Ron Epstein, senior equity analyst for Bank of America, said he expected other supply chain shortages as well, particularly as Russia is among the largest global suppliers of titanium and other materials used in aircraft production. “If you’re doing business with these folks, you have to be really careful given how the sanction environment is changing, quite literally, almost by the hour,” he said.

International sanctions against Russia also will affect aircraft transactions. “If you buy an aircraft that was owned by a blocked entity, the government’s going to seize it and start a forfeiture procedure,” cautioned Jonathan Epstein, partner at Holland & Knight LLP. “You better have documented that you did [your due] diligence and were a buyer in good faith.”

Cyber-attacks against Ukraine and members of the North Atlantic Treaty Organization (NATO), including the U.S., also are likely. Granson noted one cybersecurity firm recently discovered “wipers … targeting the ministries of the Ukrainian government to effectively wipe them out, shut down communications [and] take over the power grids.”

Despite these challenges, financial analysts remain generally optimistic about the global economy and the business aviation market. “We’re still bullish on business aviation,” said Ron Epstein. “Ultimately, the Russian economy is about the size of Spain. It’s a player, but it’s not like China.”

“We’re very constructive on growth around the world,” agreed Granson. “It’s a scary time, but we do believe we’re going to finish the year better than where we started from a business perspective and economic perspective.”
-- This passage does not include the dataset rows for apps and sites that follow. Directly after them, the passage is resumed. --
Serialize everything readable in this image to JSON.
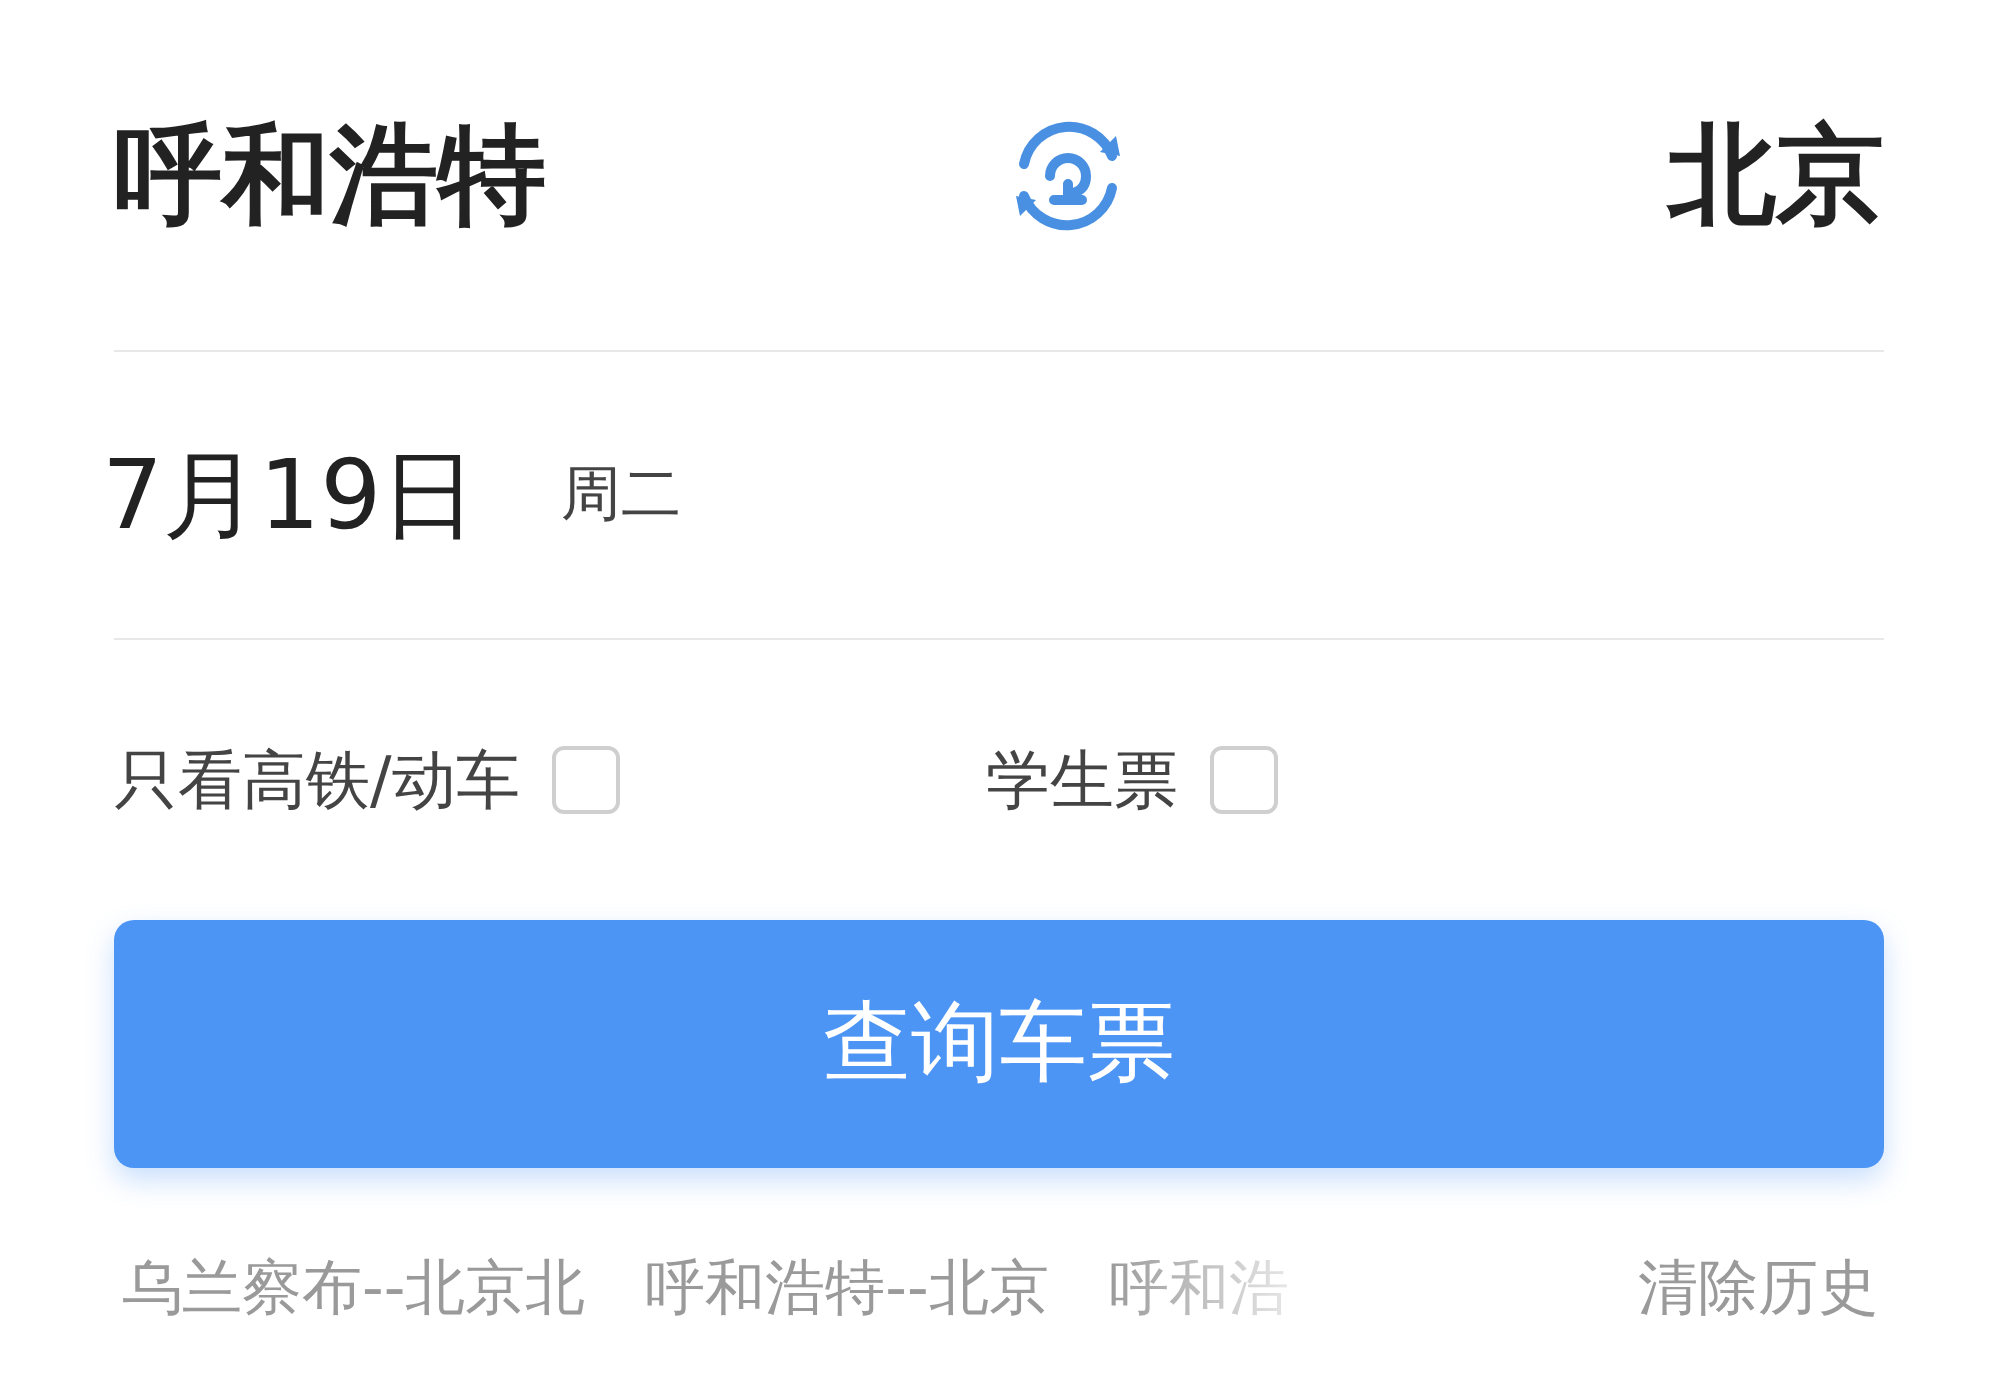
{
  "route": {
    "from": "呼和浩特",
    "to": "北京"
  },
  "date": {
    "day": "7月19日",
    "weekday": "周二"
  },
  "options": [
    {
      "label": "只看高铁/动车",
      "checked": false
    },
    {
      "label": "学生票",
      "checked": false
    }
  ],
  "search_button": "查询车票",
  "history": [
    {
      "label": "乌兰察布--北京北",
      "faded": false
    },
    {
      "label": "呼和浩特--北京",
      "faded": false
    },
    {
      "label": "呼和浩",
      "faded": true
    }
  ],
  "clear_history": "清除历史"
}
Bolen added: “This is a snapshot in time. We’re grateful that our community is always able to put forward experts that understand complex issues that help us, articulate those to our members and help [NBAA] be a resource.”